Cage’s Sailor is a tough-stud ex-con who speaks in a cornball imitation of Elvis Presley’s breathy drone and wears a spectacularly vulgar snakeskin jacket, which he describes as ”a symbol of mah personal freedom.” His girlfriend, 20-year-old Lula (Laura Dern), is a hot-and-bothered blond who loves Sailor because (why else?) he’s bad. But Lula’s mother (Diane Ladd), an embittered lush, is determined to keep these two apart. She doesn’t want her little girl hanging out with such disreputable company. Besides, she has the hots for Sailor herself.
Far more than Blue Velvet, Wild at Heart unfolds in a ’50s-flavored world of forbidden love and vengeful puritanism. Yet there’s something rinky-dink about the whole setup. What is David Lynch — the director who in Blue Velvet gave us Dean Stockwell lip-synching to Roy Orbison’s ”In Dreams” like some effeminate imp from Mars — doing with a stock-delinquent hero who idolizes Elvis? Cage acts with his usual never-a-dull-moment baroque floridity, but the trouble with having this flaky, high-camp hood at the center of the movie is that there’s no innocent ”normality” for Lynch to play off. Cage, who mocks the very idea of soulfulness, is funny but weightless; he’s too knowingly on Lynch’s wavelength. Wild at Heart features a number of other performers who carry their hip credentials on to the screen with them (Harry Dean Stanton, Crispin Glover, John Lurie). Lynch has nothing new to discover in these people. He uses them for their ready-made aura.
As Sailor and Lula head south, pursued by a private detective and then a mobster (both of whom have been enlisted by Lula’s mom), Lynch captures the druggy obsessiveness of a young love affair, the sensation of being happily drowned in erotic pleasure. His sex scenes are free of the usual ”steamy” cliches; when Sailor and Lula are in bed, they actually move. Laura Dern, an actress who puts nothing between her emotions and the audience, makes us believe in the purity of her feeling for Sailor. She plays Lula as a spunky daredevil in black-leather bras; no one in contemporary movies can invest the words ”I love you” with so much feverish yearning.
Outside their motel-room bliss, though, Lynch can’t sustain a mood. He’s constantly introducing new characters (there are way too many of them), and the movie feels arbitrary and disjointed. Instead of pace and atmosphere, Wild at Heart has Unifying Motifs. The most prominent of these is fire. Lula’s father apparently committed suicide by setting himself aflame. Lynch keeps flashing back to this epochal event, and he throws in countless giant close-ups of match heads igniting in slow motion. He did this sort of thing once or twice in Blue Velvet, too, but there he was making a subversive point: Fire — raw passion — was equated with the dark lure of sadomasochistic sex. Here, aside from alluding to the death of Lula’s father, fire just means passion. Bein’ wild at heart.

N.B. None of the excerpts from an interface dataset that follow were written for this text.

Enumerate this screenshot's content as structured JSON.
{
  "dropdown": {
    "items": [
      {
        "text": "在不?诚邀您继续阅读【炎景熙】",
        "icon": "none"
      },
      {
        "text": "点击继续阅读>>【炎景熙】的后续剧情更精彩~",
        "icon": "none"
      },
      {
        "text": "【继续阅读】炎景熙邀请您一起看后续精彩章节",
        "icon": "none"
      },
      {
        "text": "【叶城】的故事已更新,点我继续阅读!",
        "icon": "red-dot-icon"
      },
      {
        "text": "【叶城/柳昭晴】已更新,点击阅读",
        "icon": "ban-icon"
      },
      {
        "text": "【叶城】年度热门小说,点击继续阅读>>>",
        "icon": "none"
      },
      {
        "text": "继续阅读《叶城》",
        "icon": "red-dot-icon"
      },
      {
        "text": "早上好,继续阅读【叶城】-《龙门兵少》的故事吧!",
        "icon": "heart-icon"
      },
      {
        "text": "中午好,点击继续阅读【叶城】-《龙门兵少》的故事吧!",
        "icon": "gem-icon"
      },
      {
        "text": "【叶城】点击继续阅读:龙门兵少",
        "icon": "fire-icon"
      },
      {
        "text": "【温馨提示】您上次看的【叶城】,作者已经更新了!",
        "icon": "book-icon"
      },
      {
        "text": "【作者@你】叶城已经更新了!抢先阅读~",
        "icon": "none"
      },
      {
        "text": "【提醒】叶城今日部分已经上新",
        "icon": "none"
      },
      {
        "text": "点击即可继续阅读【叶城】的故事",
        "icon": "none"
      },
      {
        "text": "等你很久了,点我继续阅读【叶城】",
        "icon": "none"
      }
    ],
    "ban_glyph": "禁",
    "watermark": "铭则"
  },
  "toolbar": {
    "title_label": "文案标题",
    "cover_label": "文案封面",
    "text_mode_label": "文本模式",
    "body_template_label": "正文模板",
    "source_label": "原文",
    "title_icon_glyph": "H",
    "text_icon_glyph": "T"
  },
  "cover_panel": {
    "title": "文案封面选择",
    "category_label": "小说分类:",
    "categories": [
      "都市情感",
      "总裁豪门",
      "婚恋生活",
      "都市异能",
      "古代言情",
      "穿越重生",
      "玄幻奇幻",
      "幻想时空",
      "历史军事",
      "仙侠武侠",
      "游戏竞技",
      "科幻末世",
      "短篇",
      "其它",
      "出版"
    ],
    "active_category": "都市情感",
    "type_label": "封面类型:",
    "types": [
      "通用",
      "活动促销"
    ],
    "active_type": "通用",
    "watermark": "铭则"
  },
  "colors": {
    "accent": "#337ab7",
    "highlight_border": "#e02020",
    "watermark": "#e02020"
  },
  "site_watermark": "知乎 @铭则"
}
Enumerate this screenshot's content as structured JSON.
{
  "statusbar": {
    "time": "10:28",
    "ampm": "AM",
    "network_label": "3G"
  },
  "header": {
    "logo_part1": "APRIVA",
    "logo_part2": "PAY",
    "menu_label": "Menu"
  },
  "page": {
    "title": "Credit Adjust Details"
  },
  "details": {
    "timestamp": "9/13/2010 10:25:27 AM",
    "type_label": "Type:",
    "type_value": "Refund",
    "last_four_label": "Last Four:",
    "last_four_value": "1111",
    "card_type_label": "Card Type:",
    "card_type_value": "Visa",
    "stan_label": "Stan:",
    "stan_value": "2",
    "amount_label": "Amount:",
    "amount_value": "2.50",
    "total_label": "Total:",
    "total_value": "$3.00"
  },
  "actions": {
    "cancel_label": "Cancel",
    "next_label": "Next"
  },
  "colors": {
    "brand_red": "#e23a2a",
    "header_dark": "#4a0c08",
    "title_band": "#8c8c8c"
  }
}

Late in the movie, Willem Dafoe shows up as the third and most evil of Sailor and Lula’s tormentors, the ”black angel” Bobby Peru. Outfitted with fake gums and a pencil mustache, Dafoe bears an eerie resemblance to filmmaker John Waters, and he proves a master of leering, fish-faced villainy; the scene in which he terrorizes Lula in her motel room has a teasing power. Lula’s fear and revulsion melt into ambiguous desire, and slowly, as Bobby keeps whispering his scurrilous demand, we sink into the dark side along with her. But that’s the only moment when Wild at Heart attains that quintessentially Lynch-like quality — the rapturous and terrifying aura of dreams. C-